This year, Prince said the city received $2.3 million in COVID-19 allocations through Community Development Block Grant funding, as well as nearly $2 million in additional allocations of Emergency Solutions Grant funding, which has been used to fund rental assistance programs and food pantries.
The city also has seen the Gary/Chicago International Airport soar, with UPS beginning operations at the airport last year, creating jobs and seeing 50,000 pounds of cargo coming through the facility daily. Prince added Boeing also recently renewed its lease for an additional term.
Earlier this year, the airport received a $3.5 million grant from the Federal Aviation Administration to rehabilitate its taxiway.
More than $17 million, in collaboration with the U.S. Army Corps of Engineers, was spent to upgrade Gary Sanitary District equipment and the city's wastewater treatment plant.
The city also completed more than $1.5 million in street paving with help from the state's Community Crossing Matching Grant program, with new paving projects to be submitted to the Indiana Department of Transportation for 2022.
Construction is ongoing for phase three of the Gary Green Link Marquette Trail project from Polk to Roosevelt streets, which Prince said is a $1.3 million investment, largely made up of federal funds.
The city also is continuing to work with the National Park Service to acquire more land to complete the Lake Street to Grand Boulevard and western sections of the trail, Prince added.
Prince also discussed the city's proposed plan for spending half of its $80.3 million allocation through the American Rescue Plan, a plan he shared earlier this week during a Gary Chamber of Council luncheon. The Gary Common Council still has to approve the American Rescue Plan appropriations.
Projects planned for using the $40.2 million include:
- $13.6 million toward upgrading the city's 100-year-old-plus sewer infrastructure

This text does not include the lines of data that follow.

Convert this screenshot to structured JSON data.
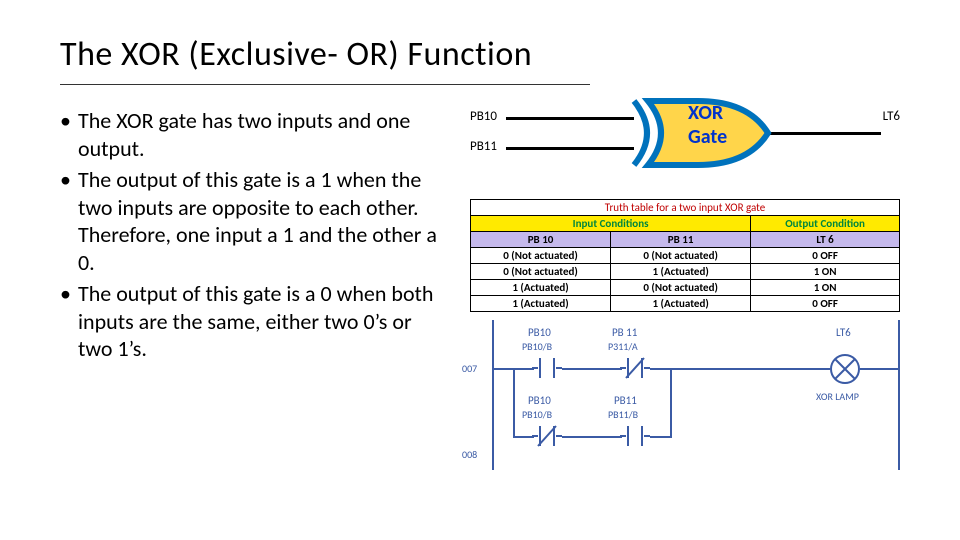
{
  "title": "The XOR (Exclusive- OR) Function",
  "bullets": [
    "The XOR gate has two inputs and one output.",
    "The output of this gate is a 1 when the two inputs are opposite to each other. Therefore, one input a 1 and the other a 0.",
    "The output of this gate is a 0 when both inputs are the same, either two 0’s or two 1’s."
  ],
  "gate": {
    "in_top": "PB10",
    "in_bot": "PB11",
    "label1": "XOR",
    "label2": "Gate",
    "out": "LT6"
  },
  "truth_table": {
    "title": "Truth table for a two input XOR gate",
    "input_hdr": "Input Conditions",
    "output_hdr": "Output Condition",
    "cols": [
      "PB 10",
      "PB 11",
      "LT 6"
    ],
    "rows": [
      [
        "0 (Not actuated)",
        "0 (Not actuated)",
        "0 OFF"
      ],
      [
        "0 (Not actuated)",
        "1 (Actuated)",
        "1 ON"
      ],
      [
        "1 (Actuated)",
        "0 (Not actuated)",
        "1 ON"
      ],
      [
        "1 (Actuated)",
        "1 (Actuated)",
        "0 OFF"
      ]
    ]
  },
  "ladder": {
    "rung1": "007",
    "rung2": "008",
    "c1a_top": "PB10",
    "c1a_bot": "PB10/B",
    "c1b_top": "PB 11",
    "c1b_bot": "P311/A",
    "c2a_top": "PB10",
    "c2a_bot": "PB10/B",
    "c2b_top": "PB11",
    "c2b_bot": "PB11/B",
    "lamp_top": "LT6",
    "lamp_caption": "XOR  LAMP"
  }
}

- $10.15 million deposited into the city's general fund to make up revenue lost in 2020 compared to 2019
- $5 million to provide low-cost 5G internet to residents and business in Gary and internet training for senior citizens
- $3 million for pension fund payments

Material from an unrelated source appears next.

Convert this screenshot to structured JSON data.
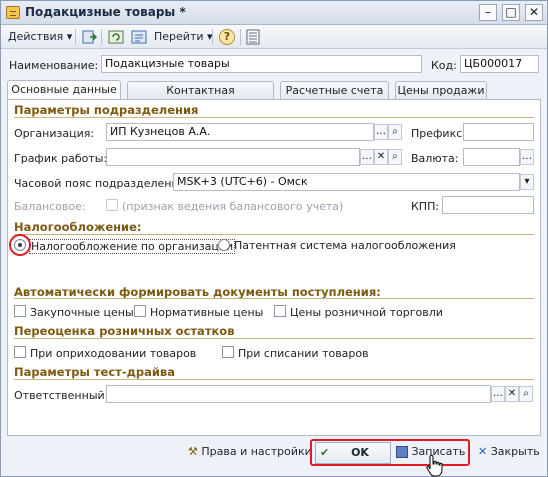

- $3 million for premium pay for city employees
- $2 million to expand vaccination programs, COVID testing, contact tracing and public health monitoring in Gary

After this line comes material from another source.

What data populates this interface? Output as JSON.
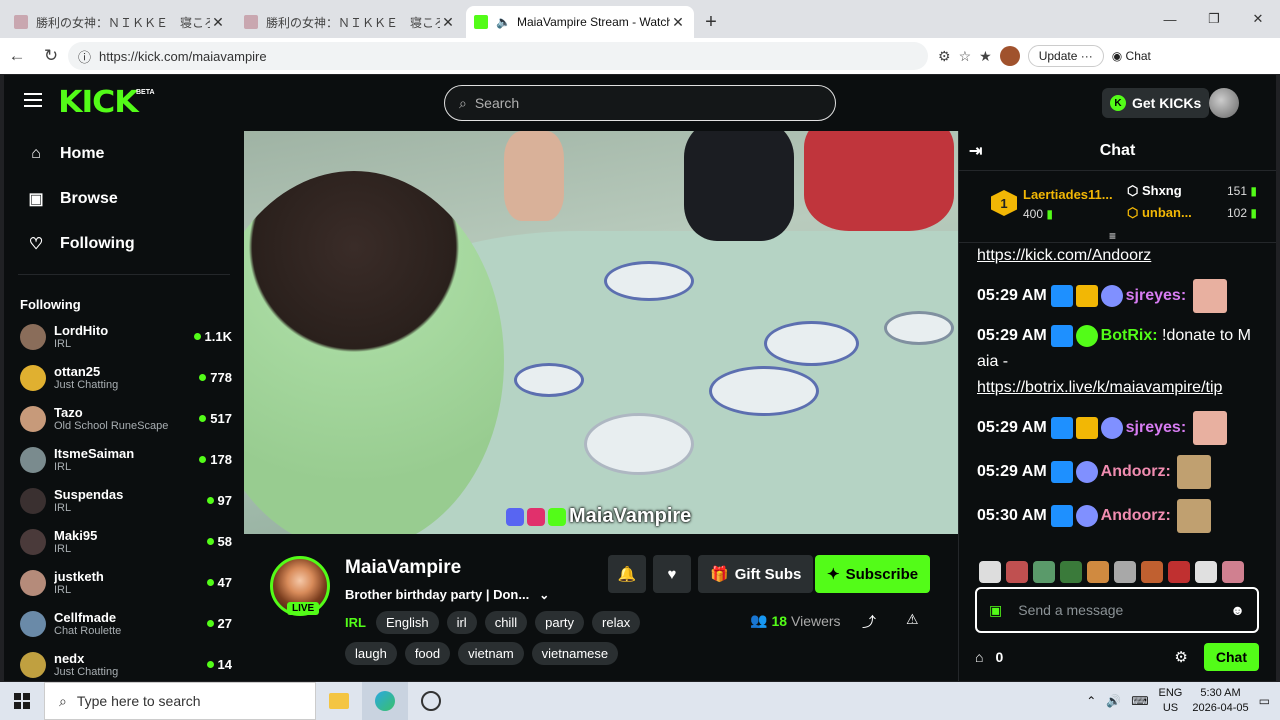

- $1.2 million for city facility upgrades
- $750,000 toward the city's Guaranteed Income Validation Effort, or GIVE, program
- $200,000 for the city's summer youth employment program
- $200,000 toward the business assistance program
- $150,000 toward Gary's home ownership program
- $150,000 for training men and women in a library sciences program with the Gary Public Library
- $150,000 for the business micro-loan program
- $100,000 for job retraining and tuition assistance
- $50,000 for the commercial rental assistance program
Gallery: Prince touts continued blight eradication, new identity for Gary during State of the City address
Gary Mayor Jerome Prince delivered his first in-person State of the City address Wednesday at the Gary SouthShore RailCats Steel Yard stadium, where he discussed economic development projects in the city and progress his administration has made on cleaning up Gary and making the city safer.